From a national perspective, figuring out the status of the current job market has not been a walk in the park. Large data revisions, conflicting statistics, and considerable regional variation have made it quite a challenge to figure out the dynamics of today’s labor market.
The biggest challenge stems from a large data revision by the Bureau of Labor Statistics (BLS). When they first reported the national figures for August’s net job growth from their payroll survey, the number was downright depressing: -4,000, the first negative report in four years.
But a month later, they revised that number up by 93,000 (!) for a net gain of 89,000 in August, followed by a gain of 110,000 in September.

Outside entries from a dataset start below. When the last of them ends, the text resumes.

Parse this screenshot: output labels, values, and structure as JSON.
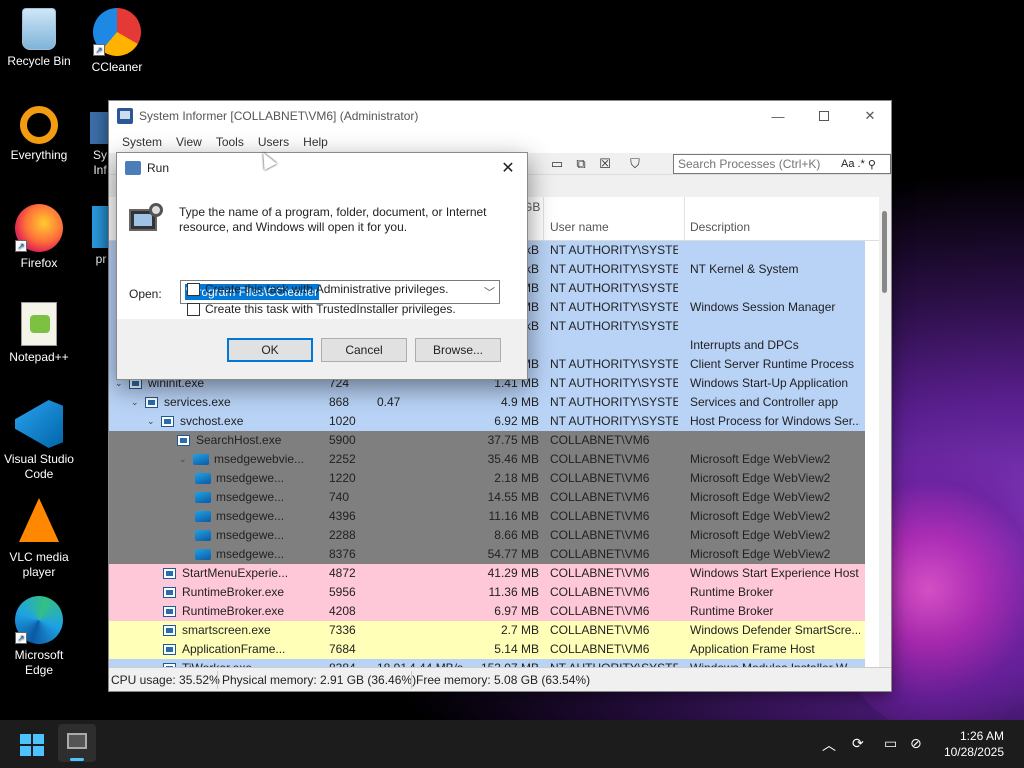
{
  "desktop": {
    "icons": [
      {
        "label": "Recycle Bin",
        "icon": "recycle-bin-icon"
      },
      {
        "label": "CCleaner",
        "icon": "ccleaner-icon"
      },
      {
        "label": "Everything",
        "icon": "everything-icon"
      },
      {
        "label": "Firefox",
        "icon": "firefox-icon"
      },
      {
        "label": "Notepad++",
        "icon": "notepadpp-icon"
      },
      {
        "label": "Visual Studio Code",
        "icon": "vscode-icon"
      },
      {
        "label": "VLC media player",
        "icon": "vlc-icon"
      },
      {
        "label": "Microsoft Edge",
        "icon": "edge-icon"
      }
    ],
    "partial_labels": [
      "Sy",
      "Inf",
      "pr"
    ]
  },
  "si": {
    "title": "System Informer [COLLABNET\\VM6] (Administrator)",
    "menu": [
      "System",
      "View",
      "Tools",
      "Users",
      "Help"
    ],
    "search_placeholder": "Search Processes (Ctrl+K)",
    "search_opts": "Aa",
    "search_regex": ".*",
    "header_partial": "GB",
    "columns": {
      "user": "User name",
      "desc": "Description"
    },
    "rows": [
      {
        "name": "",
        "pid": "",
        "cpu": "",
        "mem": "kB",
        "user": "NT AUTHORITY\\SYSTEM",
        "desc": ""
      },
      {
        "name": "",
        "pid": "",
        "cpu": "",
        "mem": "kB",
        "user": "NT AUTHORITY\\SYSTEM",
        "desc": "NT Kernel & System"
      },
      {
        "name": "",
        "pid": "",
        "cpu": "",
        "mem": "MB",
        "user": "NT AUTHORITY\\SYSTEM",
        "desc": ""
      },
      {
        "name": "",
        "pid": "",
        "cpu": "",
        "mem": "MB",
        "user": "NT AUTHORITY\\SYSTEM",
        "desc": "Windows Session Manager"
      },
      {
        "name": "",
        "pid": "",
        "cpu": "",
        "mem": "kB",
        "user": "NT AUTHORITY\\SYSTEM",
        "desc": ""
      },
      {
        "name": "",
        "pid": "",
        "cpu": "",
        "mem": "",
        "user": "",
        "desc": "Interrupts and DPCs"
      },
      {
        "name": "",
        "pid": "",
        "cpu": "",
        "mem": "MB",
        "user": "NT AUTHORITY\\SYSTEM",
        "desc": "Client Server Runtime Process"
      },
      {
        "name": "wininit.exe",
        "pid": "724",
        "cpu": "",
        "mem": "1.41 MB",
        "user": "NT AUTHORITY\\SYSTEM",
        "desc": "Windows Start-Up Application"
      },
      {
        "name": "services.exe",
        "pid": "868",
        "cpu": "0.47",
        "mem": "4.9 MB",
        "user": "NT AUTHORITY\\SYSTEM",
        "desc": "Services and Controller app"
      },
      {
        "name": "svchost.exe",
        "pid": "1020",
        "cpu": "",
        "mem": "6.92 MB",
        "user": "NT AUTHORITY\\SYSTEM",
        "desc": "Host Process for Windows Ser..."
      },
      {
        "name": "SearchHost.exe",
        "pid": "5900",
        "cpu": "",
        "mem": "37.75 MB",
        "user": "COLLABNET\\VM6",
        "desc": ""
      },
      {
        "name": "msedgewebvie...",
        "pid": "2252",
        "cpu": "",
        "mem": "35.46 MB",
        "user": "COLLABNET\\VM6",
        "desc": "Microsoft Edge WebView2"
      },
      {
        "name": "msedgewe...",
        "pid": "1220",
        "cpu": "",
        "mem": "2.18 MB",
        "user": "COLLABNET\\VM6",
        "desc": "Microsoft Edge WebView2"
      },
      {
        "name": "msedgewe...",
        "pid": "740",
        "cpu": "",
        "mem": "14.55 MB",
        "user": "COLLABNET\\VM6",
        "desc": "Microsoft Edge WebView2"
      },
      {
        "name": "msedgewe...",
        "pid": "4396",
        "cpu": "",
        "mem": "11.16 MB",
        "user": "COLLABNET\\VM6",
        "desc": "Microsoft Edge WebView2"
      },
      {
        "name": "msedgewe...",
        "pid": "2288",
        "cpu": "",
        "mem": "8.66 MB",
        "user": "COLLABNET\\VM6",
        "desc": "Microsoft Edge WebView2"
      },
      {
        "name": "msedgewe...",
        "pid": "8376",
        "cpu": "",
        "mem": "54.77 MB",
        "user": "COLLABNET\\VM6",
        "desc": "Microsoft Edge WebView2"
      },
      {
        "name": "StartMenuExperie...",
        "pid": "4872",
        "cpu": "",
        "mem": "41.29 MB",
        "user": "COLLABNET\\VM6",
        "desc": "Windows Start Experience Host"
      },
      {
        "name": "RuntimeBroker.exe",
        "pid": "5956",
        "cpu": "",
        "mem": "11.36 MB",
        "user": "COLLABNET\\VM6",
        "desc": "Runtime Broker"
      },
      {
        "name": "RuntimeBroker.exe",
        "pid": "4208",
        "cpu": "",
        "mem": "6.97 MB",
        "user": "COLLABNET\\VM6",
        "desc": "Runtime Broker"
      },
      {
        "name": "smartscreen.exe",
        "pid": "7336",
        "cpu": "",
        "mem": "2.7 MB",
        "user": "COLLABNET\\VM6",
        "desc": "Windows Defender SmartScre..."
      },
      {
        "name": "ApplicationFrame...",
        "pid": "7684",
        "cpu": "",
        "mem": "5.14 MB",
        "user": "COLLABNET\\VM6",
        "desc": "Application Frame Host"
      },
      {
        "name": "TiWorker.exe",
        "pid": "8384",
        "cpu": "18.91",
        "mem": "153.07 MB",
        "user": "NT AUTHORITY\\SYSTEM",
        "desc": "Windows Modules Installer W...",
        "io": "4.44 MB/s"
      }
    ],
    "status": {
      "cpu": "CPU usage: 35.52%",
      "phys": "Physical memory: 2.91 GB (36.46%)",
      "free": "Free memory: 5.08 GB (63.54%)"
    },
    "colors": {
      "system": "#b9d3f7",
      "service_dim": "#7f7f7f",
      "user_pink": "#ffc8d8",
      "immersive_yellow": "#ffffb8"
    }
  },
  "run": {
    "title": "Run",
    "description": "Type the name of a program, folder, document, or Internet resource, and Windows will open it for you.",
    "open_label": "Open:",
    "open_value": "\\Program Files\\CCleaner",
    "chk_admin": "Create this task with Administrative privileges.",
    "chk_trusted": "Create this task with TrustedInstaller privileges.",
    "ok": "OK",
    "cancel": "Cancel",
    "browse": "Browse..."
  },
  "taskbar": {
    "time": "1:26 AM",
    "date": "10/28/2025"
  }
}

Clearly, any survey, even a large one like the BLS payroll survey from which these numbers derive, will have monthly blips. That’s why I like to take a three-month average of the job changes to better tease out the underlying signal. The problem is that due to these unusually large revisions in September, this method showed job growth at an average of about 45,000 over the prior three months. In October, the revised data (and the additional month) raised the three month average to 97,000, a much healthier rate of job growth.
Bottom line is…well, there are two bottom lines (hey, I’m an economist—I’m allowed to invoke the ‘on-the-one-hand’ method of discourse): first, the job market is healthier than we thought. I plumbed the underlying data a bit and I think the revised numbers are the right ones, i.e., I doubt these latest results will get revised away.

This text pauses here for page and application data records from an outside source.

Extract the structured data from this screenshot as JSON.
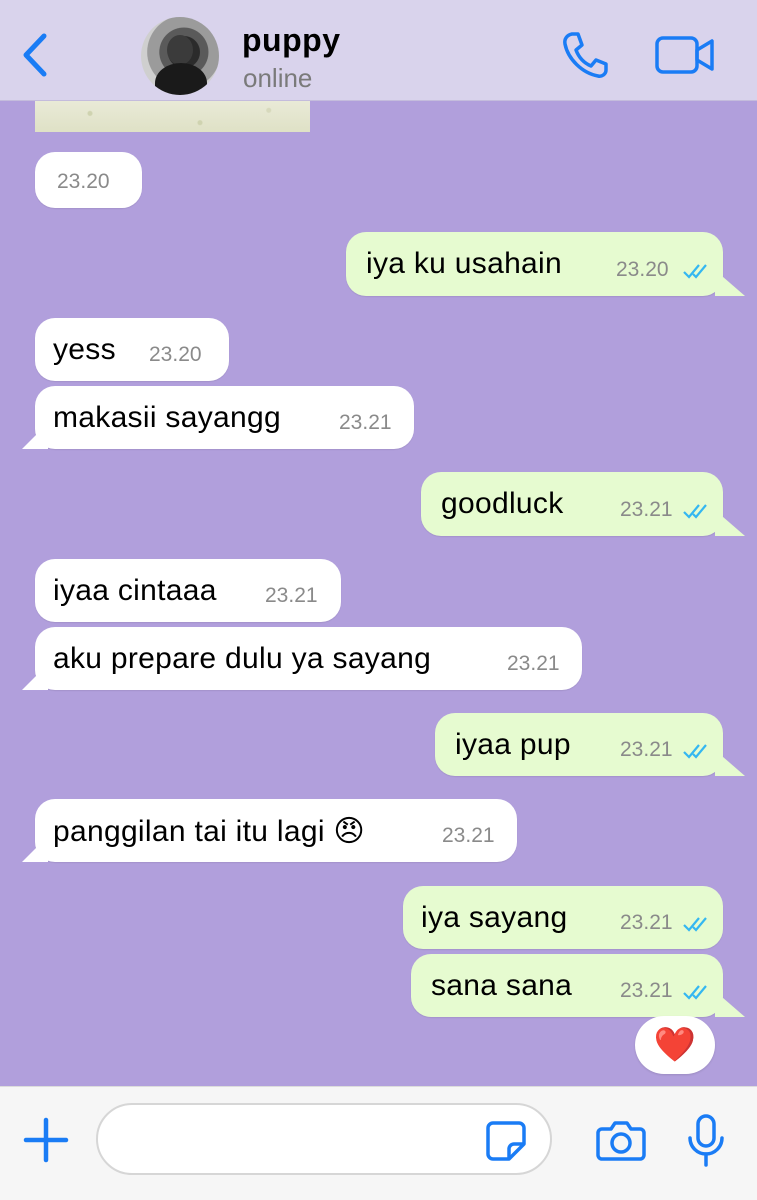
{
  "contact": {
    "name": "puppy",
    "status": "online"
  },
  "date_bubble": {
    "time": "23.20"
  },
  "messages": [
    {
      "dir": "out",
      "text": "iya ku usahain",
      "time": "23.20"
    },
    {
      "dir": "in",
      "text": "yess",
      "time": "23.20"
    },
    {
      "dir": "in",
      "text": "makasii sayangg",
      "time": "23.21"
    },
    {
      "dir": "out",
      "text": "goodluck",
      "time": "23.21"
    },
    {
      "dir": "in",
      "text": "iyaa cintaaa",
      "time": "23.21"
    },
    {
      "dir": "in",
      "text": "aku prepare dulu ya sayang",
      "time": "23.21"
    },
    {
      "dir": "out",
      "text": "iyaa pup",
      "time": "23.21"
    },
    {
      "dir": "in",
      "text": "panggilan tai itu lagi 😠",
      "time": "23.21"
    },
    {
      "dir": "out",
      "text": "iya sayang",
      "time": "23.21"
    },
    {
      "dir": "out",
      "text": "sana sana",
      "time": "23.21"
    }
  ],
  "reaction": {
    "emoji": "❤️"
  },
  "composer": {
    "placeholder": ""
  },
  "colors": {
    "accent": "#1a7cf5",
    "chat_background": "#b19fdc",
    "outgoing_bubble": "#e6fbd0",
    "incoming_bubble": "#ffffff",
    "read_ticks": "#34b7f1"
  },
  "icons": [
    "back-chevron-icon",
    "phone-icon",
    "video-camera-icon",
    "plus-icon",
    "sticker-icon",
    "camera-icon",
    "microphone-icon",
    "double-check-icon"
  ]
}
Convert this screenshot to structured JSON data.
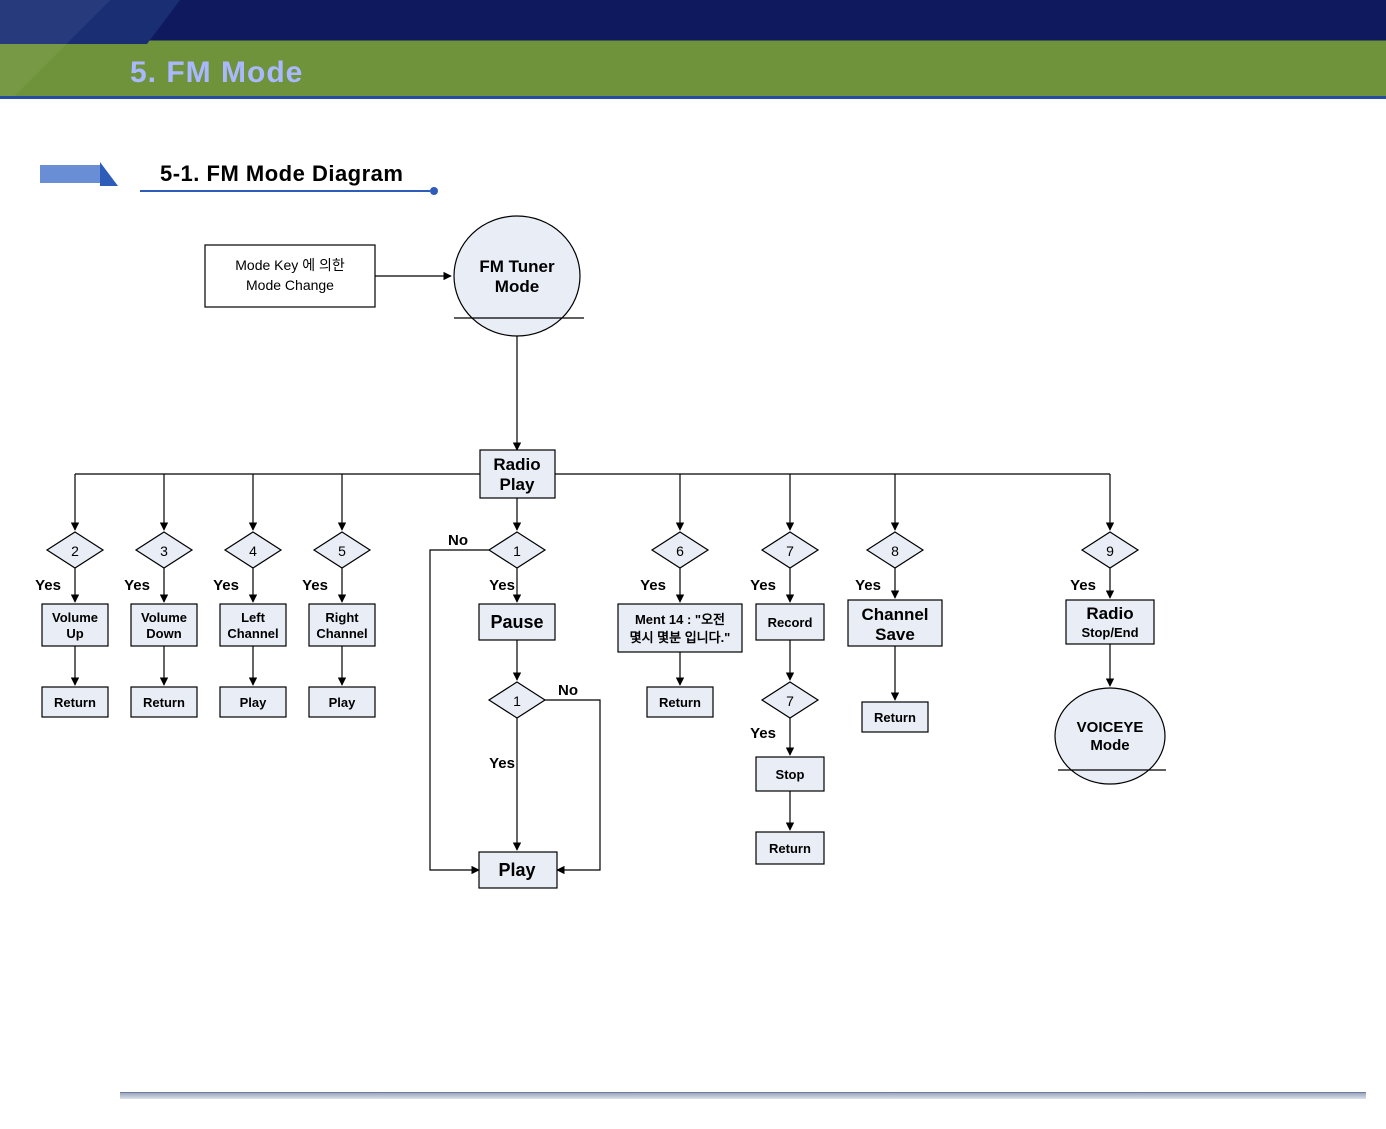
{
  "header": {
    "title": "5. FM Mode"
  },
  "subtitle": {
    "text": "5-1. FM Mode Diagram"
  },
  "nodes": {
    "mode_change": {
      "line1": "Mode Key 에 의한",
      "line2": "Mode Change"
    },
    "fm_tuner": {
      "line1": "FM Tuner",
      "line2": "Mode"
    },
    "radio_play": {
      "line1": "Radio",
      "line2": "Play"
    },
    "pause": "Pause",
    "play": "Play",
    "d1a": "1",
    "d1b": "1",
    "d2": "2",
    "d3": "3",
    "d4": "4",
    "d5": "5",
    "d6": "6",
    "d7a": "7",
    "d7b": "7",
    "d8": "8",
    "d9": "9",
    "vol_up": {
      "line1": "Volume",
      "line2": "Up"
    },
    "vol_down": {
      "line1": "Volume",
      "line2": "Down"
    },
    "left_ch": {
      "line1": "Left",
      "line2": "Channel"
    },
    "right_ch": {
      "line1": "Right",
      "line2": "Channel"
    },
    "return": "Return",
    "play_small": "Play",
    "ment14": {
      "line1": "Ment 14 : \"오전",
      "line2": "몇시 몇분 입니다.\""
    },
    "record": "Record",
    "stop": "Stop",
    "ch_save": {
      "line1": "Channel",
      "line2": "Save"
    },
    "radio_stop": {
      "line1": "Radio",
      "line2": "Stop/End"
    },
    "voiceye": {
      "line1": "VOICEYE",
      "line2": "Mode"
    }
  },
  "labels": {
    "yes": "Yes",
    "no": "No"
  },
  "chart_data": {
    "type": "flowchart",
    "title": "5-1. FM Mode Diagram",
    "nodes": [
      {
        "id": "mode_change",
        "shape": "rect",
        "label": "Mode Key 에 의한 Mode Change"
      },
      {
        "id": "fm_tuner",
        "shape": "circle",
        "label": "FM Tuner Mode"
      },
      {
        "id": "radio_play",
        "shape": "rect",
        "label": "Radio Play"
      },
      {
        "id": "d2",
        "shape": "diamond",
        "label": "2"
      },
      {
        "id": "d3",
        "shape": "diamond",
        "label": "3"
      },
      {
        "id": "d4",
        "shape": "diamond",
        "label": "4"
      },
      {
        "id": "d5",
        "shape": "diamond",
        "label": "5"
      },
      {
        "id": "d1a",
        "shape": "diamond",
        "label": "1"
      },
      {
        "id": "d6",
        "shape": "diamond",
        "label": "6"
      },
      {
        "id": "d7a",
        "shape": "diamond",
        "label": "7"
      },
      {
        "id": "d8",
        "shape": "diamond",
        "label": "8"
      },
      {
        "id": "d9",
        "shape": "diamond",
        "label": "9"
      },
      {
        "id": "vol_up",
        "shape": "rect",
        "label": "Volume Up"
      },
      {
        "id": "vol_down",
        "shape": "rect",
        "label": "Volume Down"
      },
      {
        "id": "left_ch",
        "shape": "rect",
        "label": "Left Channel"
      },
      {
        "id": "right_ch",
        "shape": "rect",
        "label": "Right Channel"
      },
      {
        "id": "ret2",
        "shape": "rect",
        "label": "Return"
      },
      {
        "id": "ret3",
        "shape": "rect",
        "label": "Return"
      },
      {
        "id": "play4",
        "shape": "rect",
        "label": "Play"
      },
      {
        "id": "play5",
        "shape": "rect",
        "label": "Play"
      },
      {
        "id": "pause",
        "shape": "rect",
        "label": "Pause"
      },
      {
        "id": "d1b",
        "shape": "diamond",
        "label": "1"
      },
      {
        "id": "play_main",
        "shape": "rect",
        "label": "Play"
      },
      {
        "id": "ment14",
        "shape": "rect",
        "label": "Ment 14 : \"오전 몇시 몇분 입니다.\""
      },
      {
        "id": "ret6",
        "shape": "rect",
        "label": "Return"
      },
      {
        "id": "record",
        "shape": "rect",
        "label": "Record"
      },
      {
        "id": "d7b",
        "shape": "diamond",
        "label": "7"
      },
      {
        "id": "stop",
        "shape": "rect",
        "label": "Stop"
      },
      {
        "id": "ret7",
        "shape": "rect",
        "label": "Return"
      },
      {
        "id": "ch_save",
        "shape": "rect",
        "label": "Channel Save"
      },
      {
        "id": "ret8",
        "shape": "rect",
        "label": "Return"
      },
      {
        "id": "radio_stop",
        "shape": "rect",
        "label": "Radio Stop/End"
      },
      {
        "id": "voiceye",
        "shape": "circle",
        "label": "VOICEYE Mode"
      }
    ],
    "edges": [
      {
        "from": "mode_change",
        "to": "fm_tuner"
      },
      {
        "from": "fm_tuner",
        "to": "radio_play"
      },
      {
        "from": "radio_play",
        "to": "d2"
      },
      {
        "from": "radio_play",
        "to": "d3"
      },
      {
        "from": "radio_play",
        "to": "d4"
      },
      {
        "from": "radio_play",
        "to": "d5"
      },
      {
        "from": "radio_play",
        "to": "d1a"
      },
      {
        "from": "radio_play",
        "to": "d6"
      },
      {
        "from": "radio_play",
        "to": "d7a"
      },
      {
        "from": "radio_play",
        "to": "d8"
      },
      {
        "from": "radio_play",
        "to": "d9"
      },
      {
        "from": "d2",
        "to": "vol_up",
        "label": "Yes"
      },
      {
        "from": "d3",
        "to": "vol_down",
        "label": "Yes"
      },
      {
        "from": "d4",
        "to": "left_ch",
        "label": "Yes"
      },
      {
        "from": "d5",
        "to": "right_ch",
        "label": "Yes"
      },
      {
        "from": "vol_up",
        "to": "ret2"
      },
      {
        "from": "vol_down",
        "to": "ret3"
      },
      {
        "from": "left_ch",
        "to": "play4"
      },
      {
        "from": "right_ch",
        "to": "play5"
      },
      {
        "from": "d1a",
        "to": "pause",
        "label": "Yes"
      },
      {
        "from": "d1a",
        "to": "play_main",
        "label": "No"
      },
      {
        "from": "pause",
        "to": "d1b"
      },
      {
        "from": "d1b",
        "to": "play_main",
        "label": "Yes"
      },
      {
        "from": "d1b",
        "to": "play_main",
        "label": "No"
      },
      {
        "from": "d6",
        "to": "ment14",
        "label": "Yes"
      },
      {
        "from": "ment14",
        "to": "ret6"
      },
      {
        "from": "d7a",
        "to": "record",
        "label": "Yes"
      },
      {
        "from": "record",
        "to": "d7b"
      },
      {
        "from": "d7b",
        "to": "stop",
        "label": "Yes"
      },
      {
        "from": "stop",
        "to": "ret7"
      },
      {
        "from": "d8",
        "to": "ch_save",
        "label": "Yes"
      },
      {
        "from": "ch_save",
        "to": "ret8"
      },
      {
        "from": "d9",
        "to": "radio_stop",
        "label": "Yes"
      },
      {
        "from": "radio_stop",
        "to": "voiceye"
      }
    ]
  }
}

Second, even the improved rate of job growth is probably too slow to prevent the unemployment rate from rising. It’s still quite low at the national level, at 4.7%. But that’s up from 4.4% last March and the highest rate since August 2006.
Of course, like politics, from the perspective of the firm, all job markets are local. Michigan’s unemployment rate has been at recessionary levels (7.4% in August), while that of my state (VA) is 3.1%–all that gov’t deficit spending spins off some jobs, you know.

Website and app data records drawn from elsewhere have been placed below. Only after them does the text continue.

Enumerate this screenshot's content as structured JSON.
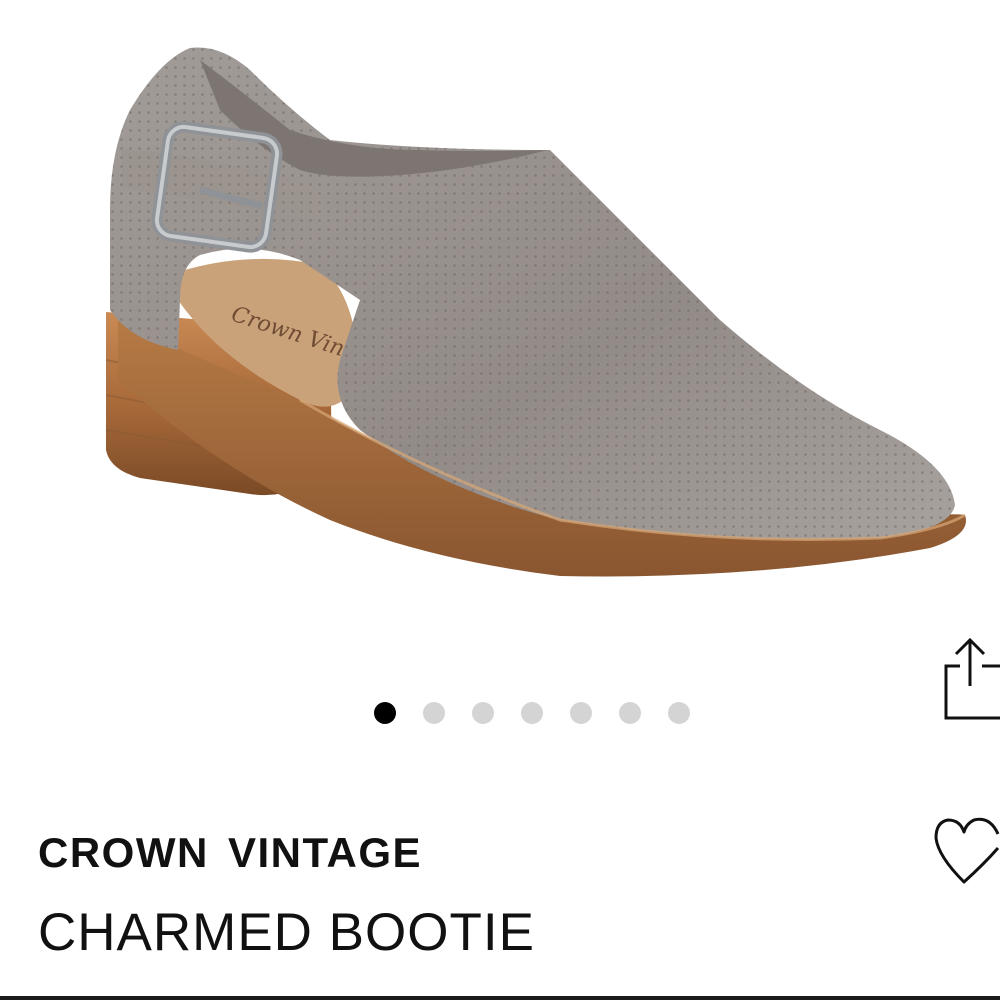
{
  "product": {
    "brand": "CROWN VINTAGE",
    "name": "CHARMED BOOTIE",
    "image_label": "Crown Vintage"
  },
  "carousel": {
    "total": 7,
    "active_index": 0
  },
  "icons": {
    "share": "share-icon",
    "favorite": "heart-icon"
  },
  "colors": {
    "active_dot": "#000000",
    "inactive_dot": "#d4d4d4",
    "text": "#111111"
  }
}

But my sense is that slower growth in the overall economy, related in large part to the housing bust, the credit crunch, and the resulting loss of economic stimulus from these developments, is bleeding into the job market. At times like this, it’s useful to go back to first principles: demand for labor is derived demand, derived from employers and producers views of where things are and where they’re headed. Again, there’s lots of variation around the country, but it looks to me like when it comes to labor market conditions, they’re tighter than I thought they were, but looser than they’ve been.
How’s it look to you?
Jared Bernstein is a member of the Workforce Institute Board of Advisors and author of All Together Now: Common Sense for a Fair Economy.